Taking to Twitter, Biden said, "The NATO Alliance is proud to invite Finland and Sweden to become members. Their decision to join this Alliance is going to make us stronger and more secure - it will bolster the steps we're taking during this summit to enhance our collective strength."
As the NATO summit began in Madrid amid the raging conflict in Ukraine, Biden, addressing the summit alongside NATO secretary-general Jens Stoltenberg, declared new troop movements, equipment shipments, and military installations.
"The United States and our allies are stepping up and proving that NATO is needed now more than ever, and is as important as it ever has been," Biden was quoted as saying by CNN. Biden also said the US plans to establish a permanent headquarters for the Fifth Army Corps in Poland and maintain an additional rotational brigade of 3,000 troops in Romania.

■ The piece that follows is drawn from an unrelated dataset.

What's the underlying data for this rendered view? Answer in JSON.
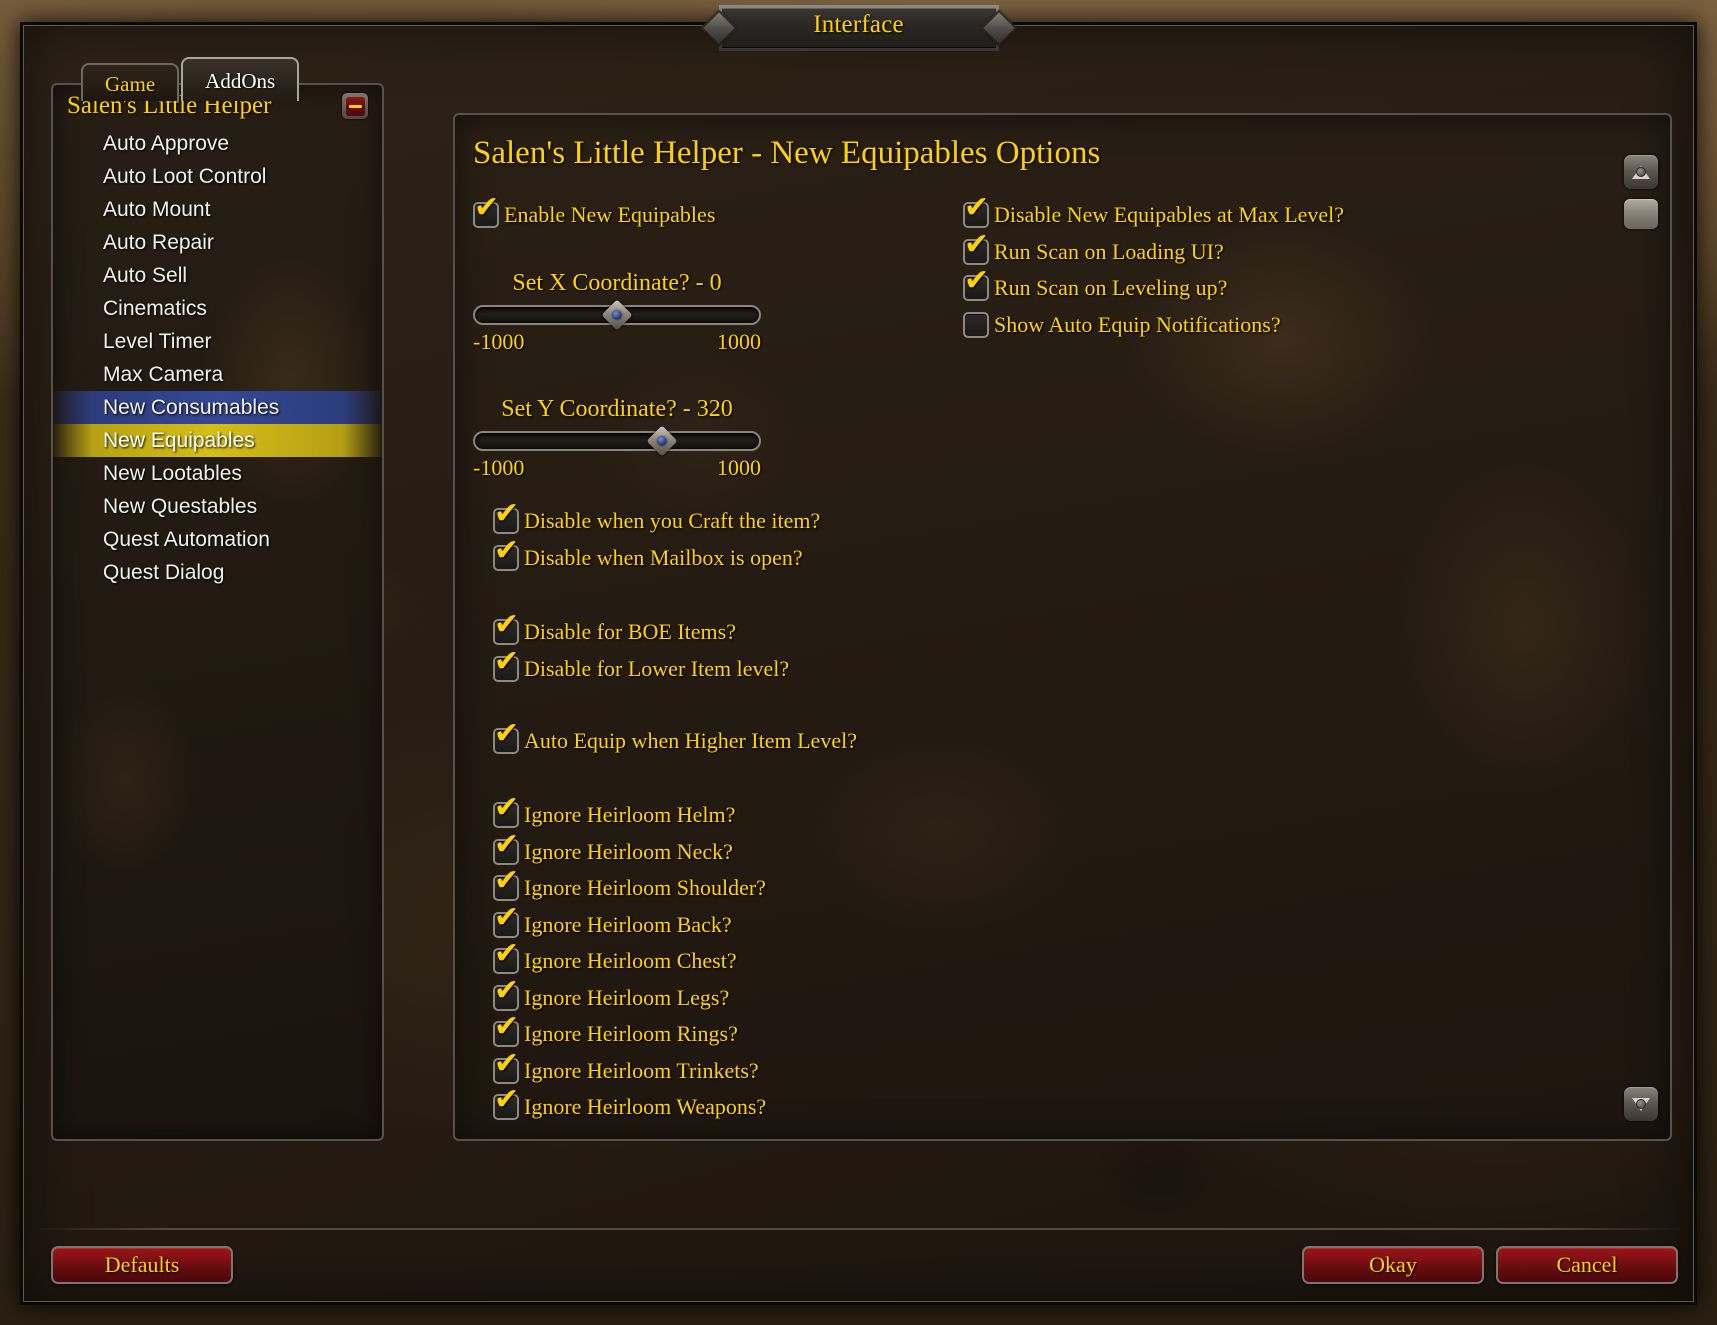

Besides this, Washington will also enhance rotational deployments to the Baltic States, send additional F-35 fighter jet squadrons to the UK, and station additional air defence and other capabilities in Germany and Italy.
"Together with our allies, we are going to make sure that NATO is ready to meet threats from all directions across every domain, land, air, and sea," Biden said, adding that the US is also going to enhance its rotational deployments in the Baltic states, as well as increase the number of destroyers based at the Rota naval base in Spain to six.
Biden has also announced Washington's plan to build up air defence capabilities in Germany and Italy. The NATO summit began in Madrid on Tuesday, allowing the western military alliance to show a joint front against Moscow, and start the process of Finland and Sweden's inclusion in the alliance.
This summit comes as Turkey lifted its veto over Finland and Sweden's bid to join NATO, ending a dispute that tested the unity of the alliance. This deal signals a significant shift in security dynamics in Europe as the Nordic countries abandon their decades-long neutrality to enter the military alliance.
Finnish President Sauli Niinisto on Tuesday said that Turkey has agreed to support Finland and Sweden's NATO membership bids, removing the main hurdle to the two countries joining the alliance.
Niintso said that a joint memorandum on the matter was signed by Turkey, Finland, and Sweden in Madrid. The joint memorandum underscores the commitment of Finland, Sweden, and Turkey "to extend their full support against threats to each other's security," Niinisto said.
Stoltenberg said he is "confident" that Finland and Sweden will be able to successfully join NATO after the signing of the trilateral memorandum of understanding. The ongoing NATO summit in Madrid has already become one of the most consequential meetings in the history of the military alliance.